Solar radiation, often called the solar resource, is a general term for the electromagnetic radiation emitted by the sun. Solar radiation can be captured and turned into useful forms of energy, such as heat and electricity, using a variety of technologies.
In power tower concentrating solar power systems, numerous large, flat, sun-tracking mirrors, known as heliostats, focus sunlight onto a receiver at the top of a tall tower. A heat-transfer fluid heated in the receiver is used to generate steam, which, in turn, is used in a conventional turbine generator to produce electricity.
The dish/engine system is a concentrating solar power (CSP) technology that produces relatively small amounts of electricity compared to other CSP technologies—typically in the range of 3 to 25 kilowatts. Dish/engine systems use a parabolic dish of mirrors to direct and concentrate sunlight onto a central engine that produces electricity.
Concentrating solar power (CSP) technologies use mirrors to reflect and concentrate sunlight onto receivers that collect solar energy and convert it to heat. This thermal energy can then be used to produce electricity via a steam turbine or heat engine that drives a generator.
Photovoltaic (PV) systems are usually composed of numerous solar arrays, which in turn, are composed of numerous PV cells. The performance of the system is therefore dependent on the performance of its components.
Concentrator photovoltaic (PV) systems use less solar cell material than other PV systems. PV cells are the most expensive components of a PV system, on a per-area basis.
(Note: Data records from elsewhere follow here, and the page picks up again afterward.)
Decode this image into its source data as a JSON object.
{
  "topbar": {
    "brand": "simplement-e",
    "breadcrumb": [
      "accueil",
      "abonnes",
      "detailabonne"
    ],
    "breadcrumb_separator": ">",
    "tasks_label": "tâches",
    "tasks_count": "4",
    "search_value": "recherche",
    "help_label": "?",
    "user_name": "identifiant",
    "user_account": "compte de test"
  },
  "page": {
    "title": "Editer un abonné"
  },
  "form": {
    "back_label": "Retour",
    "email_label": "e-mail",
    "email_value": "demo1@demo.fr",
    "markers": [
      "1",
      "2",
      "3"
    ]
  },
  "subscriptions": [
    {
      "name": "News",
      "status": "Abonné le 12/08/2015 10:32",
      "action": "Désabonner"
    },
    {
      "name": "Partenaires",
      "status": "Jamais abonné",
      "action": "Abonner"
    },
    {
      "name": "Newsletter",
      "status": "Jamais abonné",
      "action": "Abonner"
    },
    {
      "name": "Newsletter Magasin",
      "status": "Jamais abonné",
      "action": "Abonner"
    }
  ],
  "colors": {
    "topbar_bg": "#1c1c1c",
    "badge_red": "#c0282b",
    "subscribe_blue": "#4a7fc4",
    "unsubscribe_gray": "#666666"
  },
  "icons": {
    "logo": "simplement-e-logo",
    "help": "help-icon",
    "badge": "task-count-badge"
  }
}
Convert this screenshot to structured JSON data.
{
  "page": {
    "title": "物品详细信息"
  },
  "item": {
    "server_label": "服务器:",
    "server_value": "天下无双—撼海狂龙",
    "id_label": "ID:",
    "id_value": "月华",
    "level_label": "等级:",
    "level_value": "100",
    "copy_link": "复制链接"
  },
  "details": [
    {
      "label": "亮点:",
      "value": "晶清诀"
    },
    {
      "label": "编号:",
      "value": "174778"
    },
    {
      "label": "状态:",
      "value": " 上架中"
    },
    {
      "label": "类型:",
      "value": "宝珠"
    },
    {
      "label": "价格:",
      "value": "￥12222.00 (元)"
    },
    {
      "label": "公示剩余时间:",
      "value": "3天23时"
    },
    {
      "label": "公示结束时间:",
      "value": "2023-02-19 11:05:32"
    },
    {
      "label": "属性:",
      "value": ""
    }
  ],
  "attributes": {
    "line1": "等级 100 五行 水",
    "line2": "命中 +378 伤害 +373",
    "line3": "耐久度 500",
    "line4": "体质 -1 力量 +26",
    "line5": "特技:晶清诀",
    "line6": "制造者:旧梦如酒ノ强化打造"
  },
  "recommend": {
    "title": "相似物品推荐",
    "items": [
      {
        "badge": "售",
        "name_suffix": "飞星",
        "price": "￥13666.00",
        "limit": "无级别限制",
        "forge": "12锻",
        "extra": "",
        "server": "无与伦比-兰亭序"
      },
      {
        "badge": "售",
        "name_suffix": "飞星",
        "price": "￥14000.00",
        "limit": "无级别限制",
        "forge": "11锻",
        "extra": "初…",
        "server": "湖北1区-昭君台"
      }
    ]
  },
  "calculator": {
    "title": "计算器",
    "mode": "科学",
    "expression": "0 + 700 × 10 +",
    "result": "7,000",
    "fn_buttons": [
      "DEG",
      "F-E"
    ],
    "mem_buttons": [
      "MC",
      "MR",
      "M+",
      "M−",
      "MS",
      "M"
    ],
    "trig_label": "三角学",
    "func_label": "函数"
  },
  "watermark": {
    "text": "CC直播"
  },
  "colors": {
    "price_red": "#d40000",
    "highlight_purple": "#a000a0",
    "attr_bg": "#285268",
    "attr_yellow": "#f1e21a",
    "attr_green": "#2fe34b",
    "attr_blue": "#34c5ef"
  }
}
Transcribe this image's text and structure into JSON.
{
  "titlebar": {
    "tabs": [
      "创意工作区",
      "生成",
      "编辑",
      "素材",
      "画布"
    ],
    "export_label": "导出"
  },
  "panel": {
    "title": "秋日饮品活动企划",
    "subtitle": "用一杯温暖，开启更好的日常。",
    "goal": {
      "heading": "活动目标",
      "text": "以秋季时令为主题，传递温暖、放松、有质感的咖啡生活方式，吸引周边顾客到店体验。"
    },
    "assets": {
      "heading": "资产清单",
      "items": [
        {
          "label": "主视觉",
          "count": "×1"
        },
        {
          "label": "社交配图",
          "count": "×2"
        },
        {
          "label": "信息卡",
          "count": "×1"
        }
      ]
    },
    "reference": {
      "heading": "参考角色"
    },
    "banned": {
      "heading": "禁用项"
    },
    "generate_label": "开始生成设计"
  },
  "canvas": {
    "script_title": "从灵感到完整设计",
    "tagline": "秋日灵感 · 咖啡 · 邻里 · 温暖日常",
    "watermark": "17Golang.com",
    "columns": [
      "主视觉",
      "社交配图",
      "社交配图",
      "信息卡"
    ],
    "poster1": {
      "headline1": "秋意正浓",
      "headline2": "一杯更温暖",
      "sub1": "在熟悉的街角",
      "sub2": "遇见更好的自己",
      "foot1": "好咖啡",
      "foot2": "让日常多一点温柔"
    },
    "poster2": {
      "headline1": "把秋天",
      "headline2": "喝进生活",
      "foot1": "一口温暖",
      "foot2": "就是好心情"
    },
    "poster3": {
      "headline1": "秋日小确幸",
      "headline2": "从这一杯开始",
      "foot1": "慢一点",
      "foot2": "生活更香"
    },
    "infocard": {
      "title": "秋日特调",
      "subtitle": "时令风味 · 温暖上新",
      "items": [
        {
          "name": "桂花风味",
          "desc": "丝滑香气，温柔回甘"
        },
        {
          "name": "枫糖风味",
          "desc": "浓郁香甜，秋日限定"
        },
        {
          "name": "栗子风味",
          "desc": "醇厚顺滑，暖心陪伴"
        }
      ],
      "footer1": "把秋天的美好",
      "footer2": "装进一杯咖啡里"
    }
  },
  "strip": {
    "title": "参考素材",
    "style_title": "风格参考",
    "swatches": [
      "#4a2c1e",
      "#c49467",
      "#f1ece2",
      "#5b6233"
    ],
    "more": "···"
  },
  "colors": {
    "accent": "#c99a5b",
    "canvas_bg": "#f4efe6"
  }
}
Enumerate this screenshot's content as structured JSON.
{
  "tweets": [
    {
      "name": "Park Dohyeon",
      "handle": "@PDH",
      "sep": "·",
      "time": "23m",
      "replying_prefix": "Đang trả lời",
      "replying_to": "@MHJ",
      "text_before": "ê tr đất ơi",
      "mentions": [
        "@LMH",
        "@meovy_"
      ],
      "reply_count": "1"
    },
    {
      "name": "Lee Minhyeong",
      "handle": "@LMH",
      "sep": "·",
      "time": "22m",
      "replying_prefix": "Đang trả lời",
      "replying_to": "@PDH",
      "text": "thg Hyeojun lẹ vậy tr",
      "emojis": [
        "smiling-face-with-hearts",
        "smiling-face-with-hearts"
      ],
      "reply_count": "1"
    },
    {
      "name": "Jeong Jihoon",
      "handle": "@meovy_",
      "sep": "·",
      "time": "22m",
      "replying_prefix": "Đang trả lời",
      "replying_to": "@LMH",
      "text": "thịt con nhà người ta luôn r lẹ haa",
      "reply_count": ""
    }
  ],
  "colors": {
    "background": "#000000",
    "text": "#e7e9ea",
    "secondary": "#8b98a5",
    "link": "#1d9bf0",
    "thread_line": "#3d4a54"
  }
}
A concentrator makes use of relatively inexpensive materials such as plastic lenses and metal housings to capture the solar energy shining on a fairly large area and focus that energy onto a smaller area—the solar cell.